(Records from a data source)

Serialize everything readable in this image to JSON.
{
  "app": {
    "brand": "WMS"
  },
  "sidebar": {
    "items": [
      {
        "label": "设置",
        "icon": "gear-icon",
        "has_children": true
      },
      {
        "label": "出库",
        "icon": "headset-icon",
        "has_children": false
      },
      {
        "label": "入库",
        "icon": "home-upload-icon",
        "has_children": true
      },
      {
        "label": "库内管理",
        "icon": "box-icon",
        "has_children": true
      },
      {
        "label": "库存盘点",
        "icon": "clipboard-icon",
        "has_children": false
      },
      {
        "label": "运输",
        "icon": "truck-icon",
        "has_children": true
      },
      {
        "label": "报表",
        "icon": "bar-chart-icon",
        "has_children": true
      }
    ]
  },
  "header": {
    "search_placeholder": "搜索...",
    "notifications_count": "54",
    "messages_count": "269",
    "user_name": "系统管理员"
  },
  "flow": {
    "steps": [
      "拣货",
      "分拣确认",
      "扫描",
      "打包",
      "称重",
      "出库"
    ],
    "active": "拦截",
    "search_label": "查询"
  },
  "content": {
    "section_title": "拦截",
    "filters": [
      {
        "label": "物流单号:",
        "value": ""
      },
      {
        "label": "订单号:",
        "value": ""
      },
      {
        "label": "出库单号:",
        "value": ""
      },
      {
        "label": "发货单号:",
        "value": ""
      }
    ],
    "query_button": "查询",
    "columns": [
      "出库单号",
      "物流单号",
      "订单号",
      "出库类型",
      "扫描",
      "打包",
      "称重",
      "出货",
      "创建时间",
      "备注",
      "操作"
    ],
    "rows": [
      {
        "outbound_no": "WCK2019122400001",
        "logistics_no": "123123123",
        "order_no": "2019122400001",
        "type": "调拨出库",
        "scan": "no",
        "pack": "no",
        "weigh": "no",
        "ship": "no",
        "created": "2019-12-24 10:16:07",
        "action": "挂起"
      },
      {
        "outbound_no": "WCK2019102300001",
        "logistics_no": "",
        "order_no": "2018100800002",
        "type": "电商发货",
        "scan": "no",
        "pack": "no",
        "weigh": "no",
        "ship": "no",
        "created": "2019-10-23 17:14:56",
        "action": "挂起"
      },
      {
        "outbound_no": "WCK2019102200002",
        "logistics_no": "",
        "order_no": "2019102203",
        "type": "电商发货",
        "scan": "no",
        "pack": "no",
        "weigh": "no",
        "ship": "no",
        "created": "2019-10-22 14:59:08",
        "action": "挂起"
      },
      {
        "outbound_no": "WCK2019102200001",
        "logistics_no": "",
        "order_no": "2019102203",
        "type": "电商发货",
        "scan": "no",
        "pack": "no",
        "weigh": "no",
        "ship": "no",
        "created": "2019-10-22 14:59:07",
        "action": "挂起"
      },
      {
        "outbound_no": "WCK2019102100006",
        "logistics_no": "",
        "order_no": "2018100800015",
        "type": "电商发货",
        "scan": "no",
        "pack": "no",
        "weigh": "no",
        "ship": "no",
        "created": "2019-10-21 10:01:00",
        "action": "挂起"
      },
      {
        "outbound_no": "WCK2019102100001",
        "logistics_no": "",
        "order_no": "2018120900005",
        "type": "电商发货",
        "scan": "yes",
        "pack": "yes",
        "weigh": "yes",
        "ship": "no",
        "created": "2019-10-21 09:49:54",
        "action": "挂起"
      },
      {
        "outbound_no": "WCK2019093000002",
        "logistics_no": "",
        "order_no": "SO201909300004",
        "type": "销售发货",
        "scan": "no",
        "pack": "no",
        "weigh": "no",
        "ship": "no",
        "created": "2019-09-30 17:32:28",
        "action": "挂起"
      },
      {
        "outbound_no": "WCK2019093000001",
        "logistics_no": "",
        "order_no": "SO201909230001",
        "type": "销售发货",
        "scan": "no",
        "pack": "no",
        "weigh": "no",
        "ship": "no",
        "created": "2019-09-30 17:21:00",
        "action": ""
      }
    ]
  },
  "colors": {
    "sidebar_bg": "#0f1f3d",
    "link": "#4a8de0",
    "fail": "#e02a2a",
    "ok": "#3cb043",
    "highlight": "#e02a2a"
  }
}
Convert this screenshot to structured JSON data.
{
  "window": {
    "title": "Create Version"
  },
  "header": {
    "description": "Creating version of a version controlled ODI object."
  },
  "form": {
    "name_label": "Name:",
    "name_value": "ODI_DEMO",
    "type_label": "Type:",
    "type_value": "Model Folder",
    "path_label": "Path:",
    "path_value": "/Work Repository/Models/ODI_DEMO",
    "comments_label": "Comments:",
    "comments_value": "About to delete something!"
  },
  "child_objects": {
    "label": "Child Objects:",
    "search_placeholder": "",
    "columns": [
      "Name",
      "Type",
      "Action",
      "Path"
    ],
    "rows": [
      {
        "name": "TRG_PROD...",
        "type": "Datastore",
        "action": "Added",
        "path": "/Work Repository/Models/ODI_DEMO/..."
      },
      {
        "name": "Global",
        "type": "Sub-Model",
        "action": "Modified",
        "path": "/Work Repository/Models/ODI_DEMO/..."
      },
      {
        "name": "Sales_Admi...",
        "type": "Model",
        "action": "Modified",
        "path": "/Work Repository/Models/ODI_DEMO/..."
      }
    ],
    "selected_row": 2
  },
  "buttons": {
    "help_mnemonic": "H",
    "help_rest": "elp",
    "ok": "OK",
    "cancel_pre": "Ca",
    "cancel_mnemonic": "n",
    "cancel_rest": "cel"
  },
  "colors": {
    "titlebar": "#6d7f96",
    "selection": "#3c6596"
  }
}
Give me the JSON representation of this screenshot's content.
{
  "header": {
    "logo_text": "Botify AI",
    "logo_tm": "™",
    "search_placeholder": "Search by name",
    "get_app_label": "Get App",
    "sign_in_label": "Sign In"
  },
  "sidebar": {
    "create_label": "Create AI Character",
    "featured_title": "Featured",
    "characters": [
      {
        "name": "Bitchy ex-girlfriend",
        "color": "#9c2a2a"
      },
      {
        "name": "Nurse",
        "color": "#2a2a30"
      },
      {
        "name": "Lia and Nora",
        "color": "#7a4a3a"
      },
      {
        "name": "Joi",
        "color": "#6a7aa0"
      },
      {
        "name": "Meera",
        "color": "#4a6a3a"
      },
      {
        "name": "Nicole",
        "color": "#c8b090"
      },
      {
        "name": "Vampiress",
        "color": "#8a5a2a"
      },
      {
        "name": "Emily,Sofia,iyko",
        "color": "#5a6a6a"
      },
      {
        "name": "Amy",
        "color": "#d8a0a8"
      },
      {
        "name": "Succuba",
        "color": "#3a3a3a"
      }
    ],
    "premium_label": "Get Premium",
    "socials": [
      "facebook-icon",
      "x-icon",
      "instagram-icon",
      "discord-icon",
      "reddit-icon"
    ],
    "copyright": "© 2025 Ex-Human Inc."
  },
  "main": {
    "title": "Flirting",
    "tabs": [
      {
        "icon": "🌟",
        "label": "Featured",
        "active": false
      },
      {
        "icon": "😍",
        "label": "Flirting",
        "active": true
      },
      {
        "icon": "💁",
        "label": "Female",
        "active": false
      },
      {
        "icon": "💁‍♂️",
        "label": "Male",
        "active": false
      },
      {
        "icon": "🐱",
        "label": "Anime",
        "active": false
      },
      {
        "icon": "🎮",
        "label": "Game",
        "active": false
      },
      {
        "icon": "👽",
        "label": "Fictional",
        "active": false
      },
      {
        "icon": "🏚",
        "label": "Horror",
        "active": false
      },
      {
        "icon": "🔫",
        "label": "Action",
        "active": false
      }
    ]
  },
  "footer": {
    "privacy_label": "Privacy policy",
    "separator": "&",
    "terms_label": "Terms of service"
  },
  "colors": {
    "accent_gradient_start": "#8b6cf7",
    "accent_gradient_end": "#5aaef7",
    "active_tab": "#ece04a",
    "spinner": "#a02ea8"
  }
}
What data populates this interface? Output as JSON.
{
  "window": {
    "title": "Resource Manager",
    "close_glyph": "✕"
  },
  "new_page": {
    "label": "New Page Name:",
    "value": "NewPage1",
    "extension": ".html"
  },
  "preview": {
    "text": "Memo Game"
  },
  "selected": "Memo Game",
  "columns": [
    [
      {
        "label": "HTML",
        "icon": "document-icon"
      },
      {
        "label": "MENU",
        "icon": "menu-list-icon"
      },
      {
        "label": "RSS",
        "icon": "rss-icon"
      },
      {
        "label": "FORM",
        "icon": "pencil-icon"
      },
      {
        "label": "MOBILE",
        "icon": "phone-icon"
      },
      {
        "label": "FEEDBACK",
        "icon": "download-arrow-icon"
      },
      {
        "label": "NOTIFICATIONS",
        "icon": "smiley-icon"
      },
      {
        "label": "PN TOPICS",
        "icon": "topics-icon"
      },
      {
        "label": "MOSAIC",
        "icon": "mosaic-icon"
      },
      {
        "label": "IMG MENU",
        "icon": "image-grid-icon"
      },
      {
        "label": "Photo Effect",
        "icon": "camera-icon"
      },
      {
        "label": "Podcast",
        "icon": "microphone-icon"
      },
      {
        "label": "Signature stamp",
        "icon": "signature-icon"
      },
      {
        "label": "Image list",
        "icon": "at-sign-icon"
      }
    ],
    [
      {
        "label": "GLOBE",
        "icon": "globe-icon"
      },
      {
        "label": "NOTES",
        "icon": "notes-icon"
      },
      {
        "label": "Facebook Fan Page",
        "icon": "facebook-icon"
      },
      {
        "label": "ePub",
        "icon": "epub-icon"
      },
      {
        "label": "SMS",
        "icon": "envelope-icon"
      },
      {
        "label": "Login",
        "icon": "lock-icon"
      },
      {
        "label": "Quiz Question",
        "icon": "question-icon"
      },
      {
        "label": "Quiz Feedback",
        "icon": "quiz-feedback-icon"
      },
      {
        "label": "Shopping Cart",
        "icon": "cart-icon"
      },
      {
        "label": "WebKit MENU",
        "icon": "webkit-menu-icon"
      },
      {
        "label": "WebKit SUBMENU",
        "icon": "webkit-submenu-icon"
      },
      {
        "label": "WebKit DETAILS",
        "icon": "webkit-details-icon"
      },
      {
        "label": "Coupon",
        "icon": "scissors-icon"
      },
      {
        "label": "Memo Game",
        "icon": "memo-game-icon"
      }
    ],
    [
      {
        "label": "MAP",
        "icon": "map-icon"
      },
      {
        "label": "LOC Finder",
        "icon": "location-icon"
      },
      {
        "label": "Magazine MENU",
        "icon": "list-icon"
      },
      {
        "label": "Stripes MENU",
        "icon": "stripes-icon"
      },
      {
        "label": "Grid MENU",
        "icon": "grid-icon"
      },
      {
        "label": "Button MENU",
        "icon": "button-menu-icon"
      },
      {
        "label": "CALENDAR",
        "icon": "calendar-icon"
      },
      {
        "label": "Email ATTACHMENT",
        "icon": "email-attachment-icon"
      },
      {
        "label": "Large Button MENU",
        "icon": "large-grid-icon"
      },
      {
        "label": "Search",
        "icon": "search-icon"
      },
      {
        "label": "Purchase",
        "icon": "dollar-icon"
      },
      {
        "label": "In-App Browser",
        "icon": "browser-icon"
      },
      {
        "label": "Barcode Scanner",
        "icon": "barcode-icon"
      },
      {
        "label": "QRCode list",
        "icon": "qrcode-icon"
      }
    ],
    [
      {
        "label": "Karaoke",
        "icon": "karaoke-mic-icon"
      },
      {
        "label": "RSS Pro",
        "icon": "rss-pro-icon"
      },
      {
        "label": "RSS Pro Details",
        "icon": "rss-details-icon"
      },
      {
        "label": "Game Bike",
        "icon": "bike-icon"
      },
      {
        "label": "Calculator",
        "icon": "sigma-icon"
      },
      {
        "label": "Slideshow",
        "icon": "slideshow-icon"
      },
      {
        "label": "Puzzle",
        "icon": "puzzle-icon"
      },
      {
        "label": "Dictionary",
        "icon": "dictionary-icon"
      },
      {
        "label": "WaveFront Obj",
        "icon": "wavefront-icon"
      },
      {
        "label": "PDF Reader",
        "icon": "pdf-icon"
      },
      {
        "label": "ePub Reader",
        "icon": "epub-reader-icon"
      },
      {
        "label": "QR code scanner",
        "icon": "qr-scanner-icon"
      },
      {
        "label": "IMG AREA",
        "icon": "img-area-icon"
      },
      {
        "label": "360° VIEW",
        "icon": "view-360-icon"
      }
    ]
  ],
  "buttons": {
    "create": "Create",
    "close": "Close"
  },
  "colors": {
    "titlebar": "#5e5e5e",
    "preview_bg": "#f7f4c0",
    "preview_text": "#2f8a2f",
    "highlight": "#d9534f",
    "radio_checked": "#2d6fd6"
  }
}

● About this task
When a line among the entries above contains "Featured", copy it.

● Answer section
    "featured_title": "Featured",
        "label": "Featured",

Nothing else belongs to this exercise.